→ **PROBLEM DETAILS**:
Whenever a line of the data below holds the string "بكرة", copy that line.
* * * * *
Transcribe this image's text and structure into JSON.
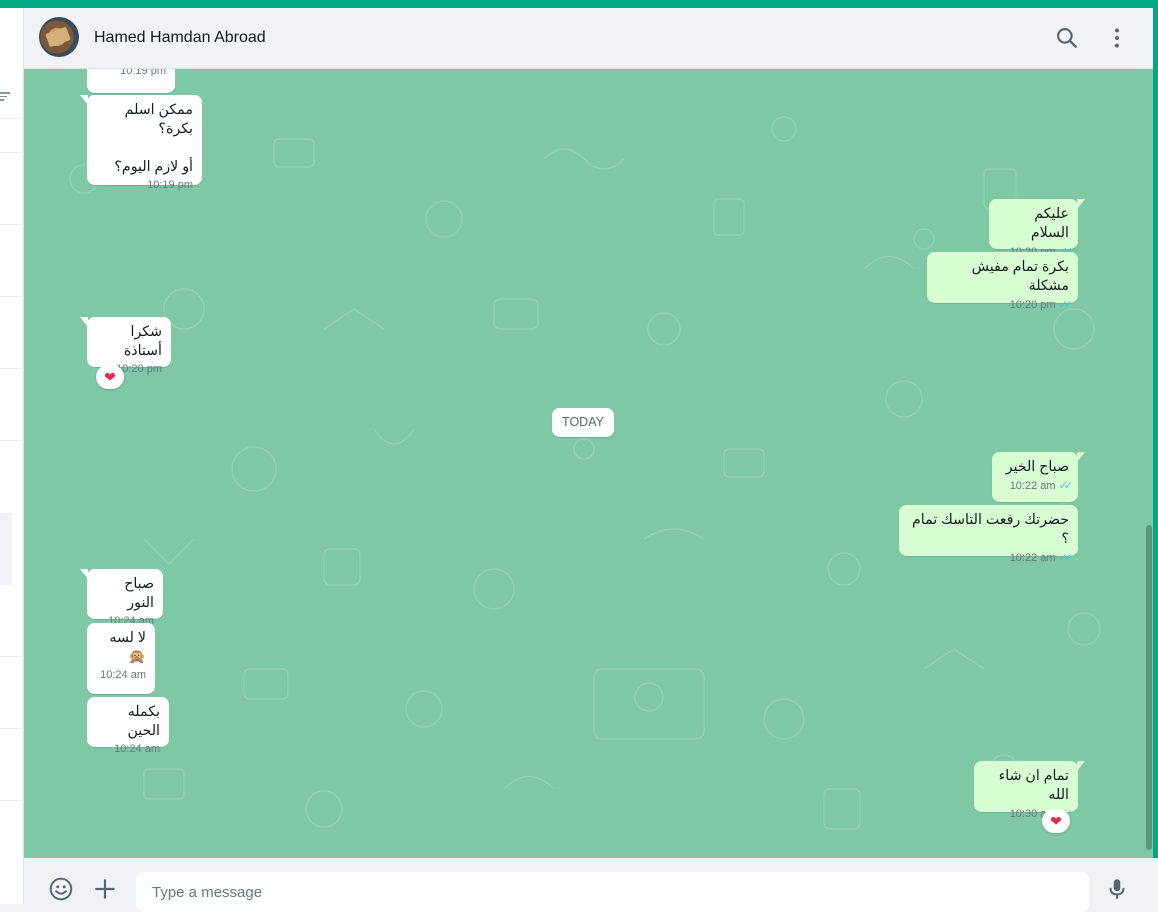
{
  "header": {
    "contact_name": "Hamed Hamdan Abroad"
  },
  "chat": {
    "day_separator": "TODAY",
    "messages": [
      {
        "dir": "in",
        "text": "",
        "time": "10:19 pm"
      },
      {
        "dir": "in",
        "text": "ممكن اسلم بكرة؟\n\nأو لازم اليوم؟",
        "time": "10:19 pm"
      },
      {
        "dir": "out",
        "text": "عليكم السلام",
        "time": "10:20 pm",
        "status": "read"
      },
      {
        "dir": "out",
        "text": "بكرة تمام مفيش مشكلة",
        "time": "10:20 pm",
        "status": "read"
      },
      {
        "dir": "in",
        "text": "شكرا أستاذة",
        "time": "10:20 pm",
        "reaction": "❤"
      },
      {
        "dir": "out",
        "text": "صباح الخير",
        "time": "10:22 am",
        "status": "read"
      },
      {
        "dir": "out",
        "text": "حضرتك رفعت التاسك تمام ؟",
        "time": "10:22 am",
        "status": "read"
      },
      {
        "dir": "in",
        "text": "صباح النور",
        "time": "10:24 am"
      },
      {
        "dir": "in",
        "text": "لا لسه\n🙊",
        "time": "10:24 am"
      },
      {
        "dir": "in",
        "text": "بكمله الحين",
        "time": "10:24 am"
      },
      {
        "dir": "out",
        "text": "تمام ان شاء الله",
        "time": "10:30 am",
        "status": "read",
        "reaction": "❤"
      }
    ]
  },
  "composer": {
    "placeholder": "Type a message"
  },
  "icons": {
    "search": "search-icon",
    "menu": "kebab-menu-icon",
    "emoji": "emoji-icon",
    "attach": "plus-icon",
    "mic": "microphone-icon"
  },
  "colors": {
    "brand": "#00a884",
    "chat_bg": "#7ec8a5",
    "outgoing_bubble": "#d9fdd3",
    "incoming_bubble": "#ffffff",
    "read_ticks": "#53bdeb",
    "reaction_heart": "#e8254a"
  }
}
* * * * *
→ **WRITTEN ANSWER**:
        "text": "ممكن اسلم بكرة؟\n\nأو لازم اليوم؟",
        "text": "بكرة تمام مفيش مشكلة",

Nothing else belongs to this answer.